### Data supplied ###

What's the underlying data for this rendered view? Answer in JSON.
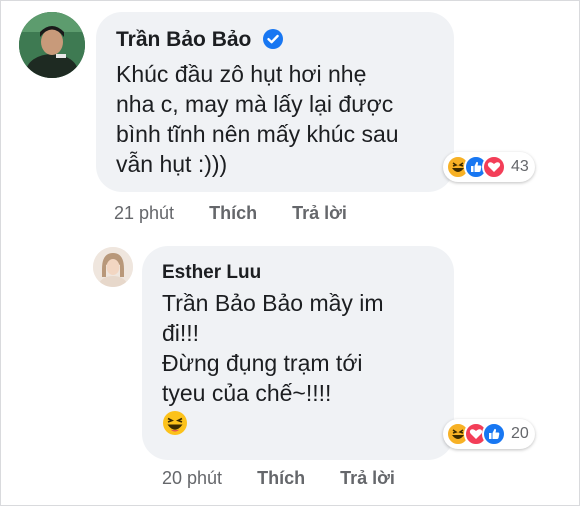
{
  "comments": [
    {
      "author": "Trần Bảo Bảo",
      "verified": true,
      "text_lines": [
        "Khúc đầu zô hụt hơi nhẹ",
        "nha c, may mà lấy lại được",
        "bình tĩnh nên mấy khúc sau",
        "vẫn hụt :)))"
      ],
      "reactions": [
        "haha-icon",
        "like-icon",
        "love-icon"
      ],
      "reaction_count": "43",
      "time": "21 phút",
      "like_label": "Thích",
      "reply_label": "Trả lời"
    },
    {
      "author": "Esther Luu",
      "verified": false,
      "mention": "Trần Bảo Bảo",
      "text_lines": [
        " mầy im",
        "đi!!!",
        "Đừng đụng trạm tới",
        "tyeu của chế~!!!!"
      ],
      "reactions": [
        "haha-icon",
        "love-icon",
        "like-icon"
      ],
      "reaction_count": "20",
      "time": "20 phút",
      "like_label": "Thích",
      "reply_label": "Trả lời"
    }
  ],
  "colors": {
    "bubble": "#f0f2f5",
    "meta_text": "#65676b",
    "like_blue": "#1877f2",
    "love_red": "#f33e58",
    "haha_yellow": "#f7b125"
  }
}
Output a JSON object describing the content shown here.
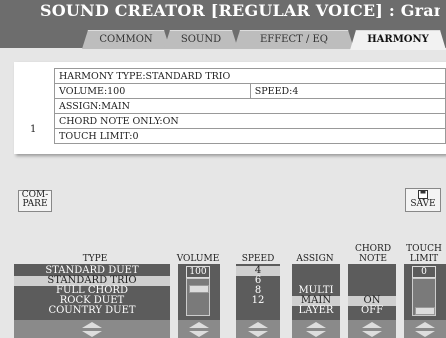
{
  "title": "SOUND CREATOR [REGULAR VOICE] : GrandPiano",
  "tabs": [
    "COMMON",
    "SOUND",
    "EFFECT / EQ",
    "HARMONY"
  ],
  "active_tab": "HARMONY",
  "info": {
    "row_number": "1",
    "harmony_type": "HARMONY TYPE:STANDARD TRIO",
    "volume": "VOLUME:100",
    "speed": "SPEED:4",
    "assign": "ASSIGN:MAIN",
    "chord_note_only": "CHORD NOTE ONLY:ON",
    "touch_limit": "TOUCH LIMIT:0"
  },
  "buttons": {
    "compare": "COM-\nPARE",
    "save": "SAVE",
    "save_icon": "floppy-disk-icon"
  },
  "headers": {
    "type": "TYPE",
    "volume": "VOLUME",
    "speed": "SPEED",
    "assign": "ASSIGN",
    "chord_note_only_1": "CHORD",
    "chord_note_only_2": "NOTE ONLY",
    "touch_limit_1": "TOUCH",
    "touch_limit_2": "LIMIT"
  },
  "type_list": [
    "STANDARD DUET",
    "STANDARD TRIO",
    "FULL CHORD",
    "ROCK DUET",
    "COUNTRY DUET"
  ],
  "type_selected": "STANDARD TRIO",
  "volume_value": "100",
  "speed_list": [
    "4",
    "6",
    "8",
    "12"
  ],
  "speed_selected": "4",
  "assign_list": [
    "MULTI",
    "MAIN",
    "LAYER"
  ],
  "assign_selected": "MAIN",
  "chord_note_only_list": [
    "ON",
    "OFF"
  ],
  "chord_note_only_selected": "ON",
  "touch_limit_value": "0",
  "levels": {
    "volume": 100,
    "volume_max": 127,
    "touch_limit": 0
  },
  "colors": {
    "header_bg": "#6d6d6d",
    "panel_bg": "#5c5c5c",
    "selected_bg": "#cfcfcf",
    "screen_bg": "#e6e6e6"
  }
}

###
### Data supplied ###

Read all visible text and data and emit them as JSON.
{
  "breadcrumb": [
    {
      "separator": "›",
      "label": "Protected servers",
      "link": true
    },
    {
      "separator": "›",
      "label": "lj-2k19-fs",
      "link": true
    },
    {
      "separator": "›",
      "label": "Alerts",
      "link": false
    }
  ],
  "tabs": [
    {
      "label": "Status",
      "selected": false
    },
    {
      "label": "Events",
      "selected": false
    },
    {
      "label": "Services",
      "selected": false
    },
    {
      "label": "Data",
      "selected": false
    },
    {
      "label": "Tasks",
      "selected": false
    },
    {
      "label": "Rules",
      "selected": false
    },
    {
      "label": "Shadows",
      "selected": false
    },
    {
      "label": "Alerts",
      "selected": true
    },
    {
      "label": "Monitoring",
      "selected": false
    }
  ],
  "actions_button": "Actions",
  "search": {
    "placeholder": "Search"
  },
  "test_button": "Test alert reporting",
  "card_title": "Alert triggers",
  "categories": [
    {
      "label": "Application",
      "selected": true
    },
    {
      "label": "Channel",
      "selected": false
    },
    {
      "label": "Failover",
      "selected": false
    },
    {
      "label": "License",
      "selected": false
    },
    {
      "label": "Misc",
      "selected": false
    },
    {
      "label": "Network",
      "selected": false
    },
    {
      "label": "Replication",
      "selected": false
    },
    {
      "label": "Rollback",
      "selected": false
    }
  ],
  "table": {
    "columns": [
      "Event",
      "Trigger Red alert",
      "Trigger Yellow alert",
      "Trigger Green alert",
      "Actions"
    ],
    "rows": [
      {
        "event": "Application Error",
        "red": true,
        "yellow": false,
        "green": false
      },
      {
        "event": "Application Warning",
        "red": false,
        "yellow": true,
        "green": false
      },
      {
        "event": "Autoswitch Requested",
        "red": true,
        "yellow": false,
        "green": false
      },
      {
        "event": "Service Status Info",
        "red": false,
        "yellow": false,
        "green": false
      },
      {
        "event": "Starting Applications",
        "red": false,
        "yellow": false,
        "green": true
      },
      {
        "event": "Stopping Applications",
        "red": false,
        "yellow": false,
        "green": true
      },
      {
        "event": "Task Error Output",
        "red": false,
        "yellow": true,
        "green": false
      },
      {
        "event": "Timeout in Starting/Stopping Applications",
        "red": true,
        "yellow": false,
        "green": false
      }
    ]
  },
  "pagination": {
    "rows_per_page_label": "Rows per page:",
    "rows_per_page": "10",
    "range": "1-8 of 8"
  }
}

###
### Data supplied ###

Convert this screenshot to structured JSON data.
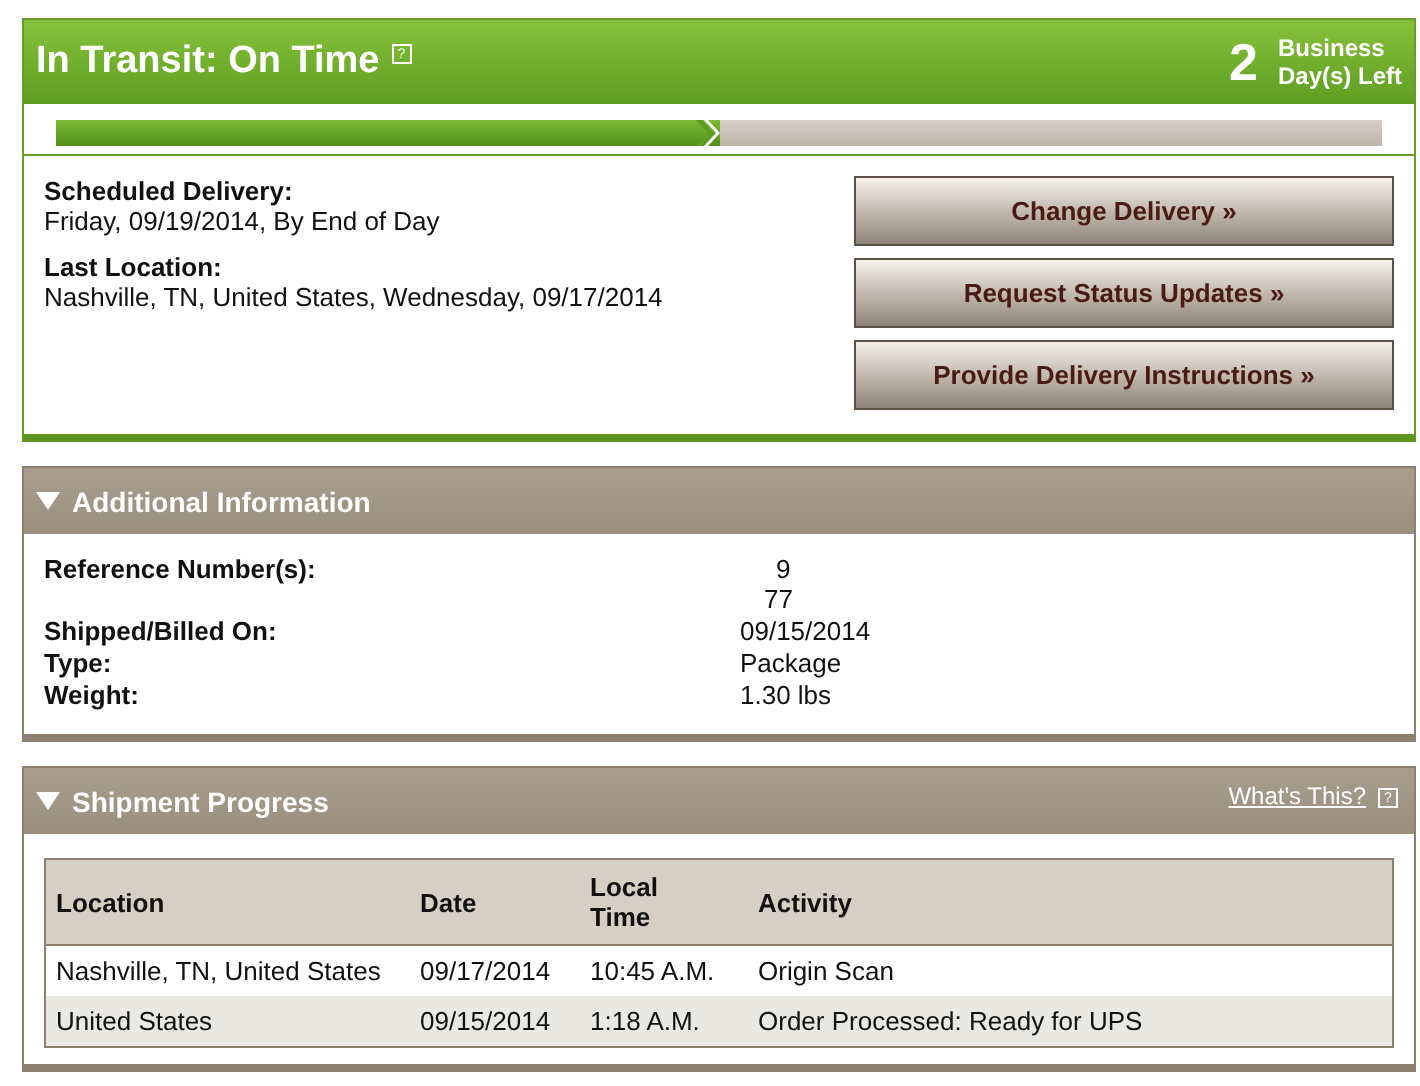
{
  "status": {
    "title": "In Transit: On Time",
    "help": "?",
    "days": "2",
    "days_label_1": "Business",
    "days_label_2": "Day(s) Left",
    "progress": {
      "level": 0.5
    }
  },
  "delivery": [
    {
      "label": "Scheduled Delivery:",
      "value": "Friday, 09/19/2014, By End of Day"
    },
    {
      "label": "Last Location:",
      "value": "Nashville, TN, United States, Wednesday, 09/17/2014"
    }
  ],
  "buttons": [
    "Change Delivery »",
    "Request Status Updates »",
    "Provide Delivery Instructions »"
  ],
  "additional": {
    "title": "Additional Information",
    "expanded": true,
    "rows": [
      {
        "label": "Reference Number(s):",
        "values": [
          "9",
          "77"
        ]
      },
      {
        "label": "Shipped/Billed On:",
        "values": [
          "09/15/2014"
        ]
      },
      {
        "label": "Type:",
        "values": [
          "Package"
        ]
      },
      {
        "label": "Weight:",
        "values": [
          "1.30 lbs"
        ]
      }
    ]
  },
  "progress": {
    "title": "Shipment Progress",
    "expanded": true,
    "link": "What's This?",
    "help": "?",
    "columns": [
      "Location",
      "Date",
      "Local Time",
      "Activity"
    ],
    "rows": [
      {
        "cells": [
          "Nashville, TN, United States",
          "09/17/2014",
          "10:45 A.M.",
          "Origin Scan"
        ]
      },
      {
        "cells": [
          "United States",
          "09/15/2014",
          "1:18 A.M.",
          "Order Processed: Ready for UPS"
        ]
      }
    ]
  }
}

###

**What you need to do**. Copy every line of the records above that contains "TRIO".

**Result below**.
    "harmony_type": "HARMONY TYPE:STANDARD TRIO",
    "STANDARD TRIO",
  "type_selected": "STANDARD TRIO",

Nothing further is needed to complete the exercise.